Element data from apps and pages:
____

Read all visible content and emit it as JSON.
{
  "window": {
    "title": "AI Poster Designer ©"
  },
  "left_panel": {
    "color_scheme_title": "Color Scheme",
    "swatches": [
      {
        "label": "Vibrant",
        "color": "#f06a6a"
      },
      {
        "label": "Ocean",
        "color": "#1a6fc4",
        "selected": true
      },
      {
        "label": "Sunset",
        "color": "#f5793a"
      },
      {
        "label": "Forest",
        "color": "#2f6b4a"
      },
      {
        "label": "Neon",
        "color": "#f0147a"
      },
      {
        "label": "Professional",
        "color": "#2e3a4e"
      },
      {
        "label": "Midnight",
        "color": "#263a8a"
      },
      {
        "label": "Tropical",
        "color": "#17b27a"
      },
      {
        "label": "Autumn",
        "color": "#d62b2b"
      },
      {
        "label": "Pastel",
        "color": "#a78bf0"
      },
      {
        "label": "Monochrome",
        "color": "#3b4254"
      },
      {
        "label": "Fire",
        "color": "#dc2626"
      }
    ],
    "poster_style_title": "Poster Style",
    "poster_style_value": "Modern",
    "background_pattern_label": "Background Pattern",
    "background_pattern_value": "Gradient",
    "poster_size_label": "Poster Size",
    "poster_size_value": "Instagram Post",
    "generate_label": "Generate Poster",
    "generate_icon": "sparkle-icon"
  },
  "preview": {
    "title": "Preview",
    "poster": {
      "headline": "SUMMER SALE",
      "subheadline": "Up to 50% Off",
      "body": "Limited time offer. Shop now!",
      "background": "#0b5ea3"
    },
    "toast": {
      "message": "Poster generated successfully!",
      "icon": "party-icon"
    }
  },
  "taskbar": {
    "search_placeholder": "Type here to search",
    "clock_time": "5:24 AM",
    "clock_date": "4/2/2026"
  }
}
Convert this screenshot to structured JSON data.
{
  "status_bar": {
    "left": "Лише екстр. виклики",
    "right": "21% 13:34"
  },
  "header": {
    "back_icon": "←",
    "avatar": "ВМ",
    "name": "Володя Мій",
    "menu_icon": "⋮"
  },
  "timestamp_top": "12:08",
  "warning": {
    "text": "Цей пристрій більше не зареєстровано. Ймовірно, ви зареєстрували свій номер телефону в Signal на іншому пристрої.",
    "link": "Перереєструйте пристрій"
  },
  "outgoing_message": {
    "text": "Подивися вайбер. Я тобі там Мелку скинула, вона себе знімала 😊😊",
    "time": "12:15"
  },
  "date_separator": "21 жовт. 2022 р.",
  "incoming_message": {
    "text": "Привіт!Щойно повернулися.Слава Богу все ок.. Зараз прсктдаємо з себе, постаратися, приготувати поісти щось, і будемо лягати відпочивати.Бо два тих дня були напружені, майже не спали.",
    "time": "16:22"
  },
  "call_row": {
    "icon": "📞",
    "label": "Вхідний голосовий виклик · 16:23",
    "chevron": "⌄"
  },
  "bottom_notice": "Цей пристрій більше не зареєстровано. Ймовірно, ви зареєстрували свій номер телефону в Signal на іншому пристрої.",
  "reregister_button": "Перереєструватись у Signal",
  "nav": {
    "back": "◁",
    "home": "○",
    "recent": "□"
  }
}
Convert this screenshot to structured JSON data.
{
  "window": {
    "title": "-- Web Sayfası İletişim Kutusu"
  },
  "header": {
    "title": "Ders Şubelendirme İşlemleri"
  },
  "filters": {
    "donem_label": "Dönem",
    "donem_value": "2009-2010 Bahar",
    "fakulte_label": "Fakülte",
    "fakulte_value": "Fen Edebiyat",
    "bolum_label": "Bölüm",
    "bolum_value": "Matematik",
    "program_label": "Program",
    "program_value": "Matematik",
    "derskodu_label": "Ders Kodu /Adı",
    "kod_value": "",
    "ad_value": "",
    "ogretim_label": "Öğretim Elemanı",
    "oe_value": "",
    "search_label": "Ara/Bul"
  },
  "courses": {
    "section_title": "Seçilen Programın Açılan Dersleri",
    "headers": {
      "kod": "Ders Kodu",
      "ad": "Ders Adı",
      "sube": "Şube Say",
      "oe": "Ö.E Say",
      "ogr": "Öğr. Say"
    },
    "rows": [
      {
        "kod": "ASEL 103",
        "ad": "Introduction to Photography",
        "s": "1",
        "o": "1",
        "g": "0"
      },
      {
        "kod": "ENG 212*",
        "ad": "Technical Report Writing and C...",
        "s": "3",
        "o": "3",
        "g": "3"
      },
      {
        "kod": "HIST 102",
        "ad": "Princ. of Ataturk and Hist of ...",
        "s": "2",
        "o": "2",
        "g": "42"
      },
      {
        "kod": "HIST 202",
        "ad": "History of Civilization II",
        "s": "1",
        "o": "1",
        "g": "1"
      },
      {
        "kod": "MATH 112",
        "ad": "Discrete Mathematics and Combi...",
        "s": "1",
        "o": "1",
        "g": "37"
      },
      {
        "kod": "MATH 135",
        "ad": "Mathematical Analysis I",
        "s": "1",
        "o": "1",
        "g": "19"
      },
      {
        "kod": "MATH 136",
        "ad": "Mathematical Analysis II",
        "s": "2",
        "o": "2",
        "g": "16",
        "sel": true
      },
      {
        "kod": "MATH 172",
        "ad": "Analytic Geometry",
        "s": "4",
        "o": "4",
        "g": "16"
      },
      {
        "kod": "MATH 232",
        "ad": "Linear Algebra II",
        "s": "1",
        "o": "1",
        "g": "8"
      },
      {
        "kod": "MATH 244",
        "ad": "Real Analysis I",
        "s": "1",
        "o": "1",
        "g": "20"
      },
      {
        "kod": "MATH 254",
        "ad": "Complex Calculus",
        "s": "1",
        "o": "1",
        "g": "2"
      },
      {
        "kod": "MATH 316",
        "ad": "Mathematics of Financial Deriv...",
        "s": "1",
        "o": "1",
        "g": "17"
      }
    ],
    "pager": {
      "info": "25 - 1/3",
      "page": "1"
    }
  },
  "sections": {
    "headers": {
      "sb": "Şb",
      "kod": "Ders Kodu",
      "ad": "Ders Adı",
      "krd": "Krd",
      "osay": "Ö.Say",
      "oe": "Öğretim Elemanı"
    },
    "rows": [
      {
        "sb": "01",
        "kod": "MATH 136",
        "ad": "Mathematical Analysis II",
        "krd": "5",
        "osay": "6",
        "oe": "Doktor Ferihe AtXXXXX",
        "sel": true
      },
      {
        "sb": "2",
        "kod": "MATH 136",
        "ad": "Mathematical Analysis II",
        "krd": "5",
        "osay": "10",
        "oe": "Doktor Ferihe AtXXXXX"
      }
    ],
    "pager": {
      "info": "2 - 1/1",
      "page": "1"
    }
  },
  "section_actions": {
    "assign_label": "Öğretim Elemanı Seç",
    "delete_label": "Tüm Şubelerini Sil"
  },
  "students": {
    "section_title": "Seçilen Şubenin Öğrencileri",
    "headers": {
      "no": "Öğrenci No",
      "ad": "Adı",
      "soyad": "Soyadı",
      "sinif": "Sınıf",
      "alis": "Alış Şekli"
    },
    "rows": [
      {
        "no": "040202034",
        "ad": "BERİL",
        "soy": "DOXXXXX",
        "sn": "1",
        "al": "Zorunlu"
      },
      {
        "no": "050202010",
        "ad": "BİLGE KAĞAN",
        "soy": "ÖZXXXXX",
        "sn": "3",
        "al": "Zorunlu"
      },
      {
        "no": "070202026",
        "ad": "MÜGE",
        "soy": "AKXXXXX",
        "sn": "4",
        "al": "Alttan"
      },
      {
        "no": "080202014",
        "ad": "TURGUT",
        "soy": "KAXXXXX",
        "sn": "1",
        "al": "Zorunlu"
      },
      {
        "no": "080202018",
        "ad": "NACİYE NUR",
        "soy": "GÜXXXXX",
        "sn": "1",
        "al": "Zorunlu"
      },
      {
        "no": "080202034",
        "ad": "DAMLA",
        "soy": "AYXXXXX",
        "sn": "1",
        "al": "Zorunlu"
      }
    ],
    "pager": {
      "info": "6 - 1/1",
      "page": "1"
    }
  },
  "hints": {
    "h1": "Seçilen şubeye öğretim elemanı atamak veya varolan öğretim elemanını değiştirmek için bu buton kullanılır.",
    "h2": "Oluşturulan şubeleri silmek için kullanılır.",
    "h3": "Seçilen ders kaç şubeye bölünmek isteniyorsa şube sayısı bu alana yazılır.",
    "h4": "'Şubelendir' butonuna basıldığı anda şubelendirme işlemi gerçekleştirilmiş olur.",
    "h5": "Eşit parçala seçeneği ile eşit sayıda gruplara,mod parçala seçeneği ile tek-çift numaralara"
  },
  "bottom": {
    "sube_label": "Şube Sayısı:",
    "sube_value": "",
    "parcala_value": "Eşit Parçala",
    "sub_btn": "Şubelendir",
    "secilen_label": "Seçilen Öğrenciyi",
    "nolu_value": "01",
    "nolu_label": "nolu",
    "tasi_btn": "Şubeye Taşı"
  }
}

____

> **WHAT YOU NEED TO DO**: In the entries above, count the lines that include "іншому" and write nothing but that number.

> **RESPONSE TO THE TASK**: 2